By Byron Kaye
SYDNEY (Reuters) -Central banks had been “caught napping” with respect to inflation and would have to raise interest rates more aggressively as a result, extending equity market turmoil, the head of Australia’s sovereign fund said on Wednesday.
The chair of the Future Fund, which covers pension liabilities for Australian public servants, also criticised the Reserve Bank of Australia (RBA) for giving “wrong” inflation guidance.
The rebuke from Peter Costello, a former federal treasurer, builds on criticism in Australia about the RBA’s handling of economic shocks stemming from the COVID-19 pandemic. The new centre-left Labor government has said it will hold a review into the RBA.
“It’s our belief that monetary authorities both in the U.S. and Australia were caught napping with the surge in inflation, and now the rate rises are going to have to be much more significant than if they had begun to act earlier,” Costello told reporters on a call after the fund posted an annual loss on its investments.
“As rates rise, over the course of this year and into next year, we would expect that equity markets will be soft,” he added.
Australia “came late to the tightening of (monetary) policy”, he said. That meant that the RBA would “continue to move faster (and) this means there will be higher unemployment as we go forward”.
The RBA’s earlier guidance that rate increases would not be needed until 2024 was “wrong”, he said, and the money the RBA spent buying bonds to intervene on the bond market was “wasted”.
“It wasn’t a very good chapter for the Reserve Bank. We hold governments to account. We’ve got to hold central banks to account too,” he said.
An RBA spokesperson declined to comment but referred to recent statements by RBA Governor Philip Lowe, saying the 2024 commentary was conditional on economic conditions remaining the same, which they did not.
The roughly A$200 billion Future Fund said it made a loss of 1.2% in the year to end-June, better than a decline of more than 10% in global equities and bonds.
But it noted that it returned 22.2% the year before, meaning its performance against a 10-year target of returning an average of 6.6% a year was relatively unaffected.
Since a year ago, the fund said it upped its exposure to “alternatives” like infrastructure to 17.8% of total funds under management, from 13.2%. It cut its equity exposure to developed markets to 15% from 18.2% and cut its equity exposure to emerging markets to 5.4% from 9.1%.

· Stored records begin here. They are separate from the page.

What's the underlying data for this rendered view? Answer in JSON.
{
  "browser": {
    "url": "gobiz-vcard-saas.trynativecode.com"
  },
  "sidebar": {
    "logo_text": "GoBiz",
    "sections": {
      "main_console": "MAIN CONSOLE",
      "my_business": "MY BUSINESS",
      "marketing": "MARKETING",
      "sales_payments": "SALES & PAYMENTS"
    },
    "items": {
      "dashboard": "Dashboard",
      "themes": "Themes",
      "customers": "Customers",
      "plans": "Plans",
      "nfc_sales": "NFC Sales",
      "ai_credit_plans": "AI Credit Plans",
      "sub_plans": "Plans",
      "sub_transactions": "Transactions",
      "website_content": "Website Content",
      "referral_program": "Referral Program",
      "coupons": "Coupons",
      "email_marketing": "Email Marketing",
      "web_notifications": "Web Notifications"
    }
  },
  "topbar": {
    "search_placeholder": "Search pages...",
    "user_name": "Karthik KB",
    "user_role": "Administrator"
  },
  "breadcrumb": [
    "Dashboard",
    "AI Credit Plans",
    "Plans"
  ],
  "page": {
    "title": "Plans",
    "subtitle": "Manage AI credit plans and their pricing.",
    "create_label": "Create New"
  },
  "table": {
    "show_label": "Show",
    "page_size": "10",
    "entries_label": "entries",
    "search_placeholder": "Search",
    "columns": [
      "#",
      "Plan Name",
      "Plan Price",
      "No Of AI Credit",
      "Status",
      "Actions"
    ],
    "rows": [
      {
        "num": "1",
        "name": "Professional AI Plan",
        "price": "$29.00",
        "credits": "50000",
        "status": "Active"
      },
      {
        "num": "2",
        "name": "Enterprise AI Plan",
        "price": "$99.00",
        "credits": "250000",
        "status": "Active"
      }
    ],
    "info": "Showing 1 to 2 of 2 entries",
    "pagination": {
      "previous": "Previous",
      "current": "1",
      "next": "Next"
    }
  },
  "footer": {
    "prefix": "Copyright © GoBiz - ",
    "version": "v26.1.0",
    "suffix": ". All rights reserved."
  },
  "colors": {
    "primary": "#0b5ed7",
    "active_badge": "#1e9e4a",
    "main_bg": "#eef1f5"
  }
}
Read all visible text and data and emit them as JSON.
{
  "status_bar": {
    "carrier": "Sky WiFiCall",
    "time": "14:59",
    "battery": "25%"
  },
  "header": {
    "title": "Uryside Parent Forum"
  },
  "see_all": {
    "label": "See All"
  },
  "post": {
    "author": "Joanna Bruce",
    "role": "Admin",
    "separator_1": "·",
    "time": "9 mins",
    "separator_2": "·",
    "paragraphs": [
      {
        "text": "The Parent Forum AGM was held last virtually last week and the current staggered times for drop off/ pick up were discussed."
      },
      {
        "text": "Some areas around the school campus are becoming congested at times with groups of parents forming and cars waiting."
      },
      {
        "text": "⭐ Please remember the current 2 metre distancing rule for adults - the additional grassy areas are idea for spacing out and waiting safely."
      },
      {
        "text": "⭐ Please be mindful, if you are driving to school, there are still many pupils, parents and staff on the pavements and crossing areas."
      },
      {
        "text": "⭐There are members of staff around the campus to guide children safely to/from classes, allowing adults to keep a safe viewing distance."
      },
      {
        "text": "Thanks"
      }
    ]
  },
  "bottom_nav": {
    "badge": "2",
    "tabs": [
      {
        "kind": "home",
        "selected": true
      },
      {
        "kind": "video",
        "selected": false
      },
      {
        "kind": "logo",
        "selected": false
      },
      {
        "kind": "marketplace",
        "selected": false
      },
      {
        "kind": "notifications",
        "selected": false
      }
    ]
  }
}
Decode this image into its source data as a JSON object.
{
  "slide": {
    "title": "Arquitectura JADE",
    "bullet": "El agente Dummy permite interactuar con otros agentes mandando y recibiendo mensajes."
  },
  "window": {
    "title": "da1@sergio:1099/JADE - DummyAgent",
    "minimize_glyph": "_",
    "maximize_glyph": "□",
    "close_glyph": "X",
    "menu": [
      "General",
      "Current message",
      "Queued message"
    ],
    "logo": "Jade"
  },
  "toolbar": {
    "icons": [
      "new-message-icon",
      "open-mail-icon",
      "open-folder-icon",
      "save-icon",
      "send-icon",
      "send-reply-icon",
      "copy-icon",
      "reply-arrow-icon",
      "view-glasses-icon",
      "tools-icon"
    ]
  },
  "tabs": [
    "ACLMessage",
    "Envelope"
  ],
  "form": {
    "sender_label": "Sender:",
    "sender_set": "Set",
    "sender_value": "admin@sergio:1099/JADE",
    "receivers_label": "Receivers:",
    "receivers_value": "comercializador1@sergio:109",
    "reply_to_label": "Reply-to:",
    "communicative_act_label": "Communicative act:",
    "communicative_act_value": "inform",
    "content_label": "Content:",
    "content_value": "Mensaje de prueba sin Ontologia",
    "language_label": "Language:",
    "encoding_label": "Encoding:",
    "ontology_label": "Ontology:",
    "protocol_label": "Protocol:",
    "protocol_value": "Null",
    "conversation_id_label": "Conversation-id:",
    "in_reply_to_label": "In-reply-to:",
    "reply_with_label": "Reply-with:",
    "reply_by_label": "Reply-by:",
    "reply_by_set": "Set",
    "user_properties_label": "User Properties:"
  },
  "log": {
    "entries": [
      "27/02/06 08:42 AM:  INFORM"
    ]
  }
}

($1 = 1.4586 Australian dollars)
(Reporting by Byron Kaye; Editing by Stephen Coates)